Recently, on the ISCHP list, I learned of an excellent book Crippled, by Francis Ryan, a journalist and activist for disabled people’s rights. Its sub-title: Austerity and the Demonization of Disabled People told me it was a book I needed to read. I found it outstanding. It offers a stark and thorough analysis of the way in which the welfare ‘problem’ has been solved by ‘demonising the disabled’, detailing the transformation of disabled people into Feckless Wastrels.
Ryan writes about how, long before the DDA, a Conservative Government, headed by Thatcher, set out to challenge the principles of the welfare state and its responsibilities toward people with disabilities. Given its feel-good credentials at a time when disability rights were being lobbied for by the charities and the Crip community in particular, it was clearly not going to be an easy message to sell. In the era of Live-Aid, raising money for the less-fortunate was seen as a very ‘cool’ thing to do. To counter that, the narrative had to be changed. A different story had to be told, a different image created. Thatcher chillingly argued:
‘I think we’ve been through a period where too many people have been given to understand that if they have a problem, it’s the government’s job to cope with it’.
Ryan draws attention to the way that this has played out more recently in the post-2010 period of austerity . In 2013, the Minister for work and pensions announced stricter conditions to end the ‘something for nothing culture’. The DLA has since been replaced by more frugal benefits and a draconian system where regular ‘assessments’ are made so that disabled people have to repeatedly prove that they are unable to work.
By off-loading the assessment onto private companies, (using mainly unqualified and under-trained staff and strictly limited criteria) the numbers of people who ‘qualify’ has been massively reduced. In the process it has brought real hardship and desolation to those drawn into the net of the ‘work shy’. As Ryan points out:
Disabled people and their social security not only became fair game in the vilification of benefit claimants – they became the prime target. Newspapers and television showed haunted examples of the disabled, ‘milking the state’. Politicians talked openly of the ‘bloated disability benefits bill’. … Britain witnessed the emergence of the ‘undeserving sick’.
Ryan, 2019: 28

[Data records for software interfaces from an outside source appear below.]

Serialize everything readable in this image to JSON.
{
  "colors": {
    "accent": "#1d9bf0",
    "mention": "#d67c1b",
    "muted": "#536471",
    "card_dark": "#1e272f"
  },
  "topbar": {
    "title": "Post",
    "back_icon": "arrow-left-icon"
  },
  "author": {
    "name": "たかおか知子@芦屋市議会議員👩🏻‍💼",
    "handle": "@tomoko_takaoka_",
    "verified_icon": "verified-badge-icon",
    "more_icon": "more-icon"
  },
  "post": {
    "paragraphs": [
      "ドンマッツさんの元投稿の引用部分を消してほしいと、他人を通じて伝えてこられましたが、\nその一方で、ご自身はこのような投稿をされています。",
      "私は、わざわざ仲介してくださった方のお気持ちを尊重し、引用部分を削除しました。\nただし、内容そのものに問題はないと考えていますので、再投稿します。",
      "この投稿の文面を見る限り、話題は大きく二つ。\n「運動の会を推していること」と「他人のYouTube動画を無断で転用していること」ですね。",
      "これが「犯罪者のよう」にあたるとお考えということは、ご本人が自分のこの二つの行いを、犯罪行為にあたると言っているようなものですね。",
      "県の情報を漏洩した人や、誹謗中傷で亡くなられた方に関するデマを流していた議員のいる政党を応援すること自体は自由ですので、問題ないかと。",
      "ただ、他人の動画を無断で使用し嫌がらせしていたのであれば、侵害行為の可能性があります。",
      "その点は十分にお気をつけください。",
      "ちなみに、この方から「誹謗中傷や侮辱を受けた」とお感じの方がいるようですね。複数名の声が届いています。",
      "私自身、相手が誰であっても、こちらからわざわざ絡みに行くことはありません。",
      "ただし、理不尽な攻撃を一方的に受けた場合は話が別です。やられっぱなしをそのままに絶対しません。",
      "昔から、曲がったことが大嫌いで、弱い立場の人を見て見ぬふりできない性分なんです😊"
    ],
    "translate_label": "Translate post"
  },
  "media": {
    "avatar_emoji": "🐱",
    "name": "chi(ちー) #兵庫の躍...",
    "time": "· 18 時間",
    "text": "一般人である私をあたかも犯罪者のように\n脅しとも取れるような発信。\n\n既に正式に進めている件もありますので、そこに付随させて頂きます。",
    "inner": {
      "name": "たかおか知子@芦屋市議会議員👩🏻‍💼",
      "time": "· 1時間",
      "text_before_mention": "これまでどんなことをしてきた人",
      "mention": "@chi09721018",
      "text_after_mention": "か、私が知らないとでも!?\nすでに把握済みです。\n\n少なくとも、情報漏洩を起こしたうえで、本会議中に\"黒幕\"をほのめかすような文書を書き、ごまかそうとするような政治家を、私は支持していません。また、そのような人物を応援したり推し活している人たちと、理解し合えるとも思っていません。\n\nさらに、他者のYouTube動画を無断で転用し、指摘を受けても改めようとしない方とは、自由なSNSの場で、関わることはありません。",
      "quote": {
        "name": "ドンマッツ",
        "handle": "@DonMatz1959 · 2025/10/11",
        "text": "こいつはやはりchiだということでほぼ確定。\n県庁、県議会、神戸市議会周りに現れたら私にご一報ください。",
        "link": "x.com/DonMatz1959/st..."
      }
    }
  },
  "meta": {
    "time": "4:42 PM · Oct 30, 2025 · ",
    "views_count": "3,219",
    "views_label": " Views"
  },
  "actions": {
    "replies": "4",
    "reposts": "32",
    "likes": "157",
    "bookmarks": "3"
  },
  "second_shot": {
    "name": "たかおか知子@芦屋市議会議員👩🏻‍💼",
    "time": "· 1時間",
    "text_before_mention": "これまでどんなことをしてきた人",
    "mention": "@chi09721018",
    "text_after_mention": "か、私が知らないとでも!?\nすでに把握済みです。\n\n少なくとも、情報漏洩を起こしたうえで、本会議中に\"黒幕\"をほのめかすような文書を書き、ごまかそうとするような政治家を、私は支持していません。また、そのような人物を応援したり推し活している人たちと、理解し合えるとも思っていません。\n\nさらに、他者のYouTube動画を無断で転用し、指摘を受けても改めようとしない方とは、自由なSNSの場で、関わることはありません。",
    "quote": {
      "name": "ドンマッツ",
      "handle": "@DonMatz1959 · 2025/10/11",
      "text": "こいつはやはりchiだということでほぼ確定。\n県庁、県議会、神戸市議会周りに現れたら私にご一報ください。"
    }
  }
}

I cannot begin to compare my experience to the massive numbers of disabled people in Britain thrown into extreme poverty – who cannot afford to feed themselves, who huddle in bed most of the time because they have no money to heat their homes, as Ryan depicts them so passionately and eloquently in her book. I can bear witness to the impact of being classed as a Feckless wastrel. It is a penetrating personal attack and very hard to bear. I find it saddening and shaming that it has become acceptable to treat disabled people with mistrust, misgiving, and cruelty within a supposedly honourable and civil society like mine.
About the author
Wendy Stainton Rogers was one of the founding members of ISCHP and its chair for several years. After retiring from the Open University in September 2011, within a month she had to have surgery which went badly wrong. A few more medical catastrophes since then have left her ‘bodily challenged’, but in the last few years she has been able to return to academic work and other ways of enjoying life. She is a Professor Emerita (at the OU) and is currently completing a book: The Psychology of Human Being, for Routledge.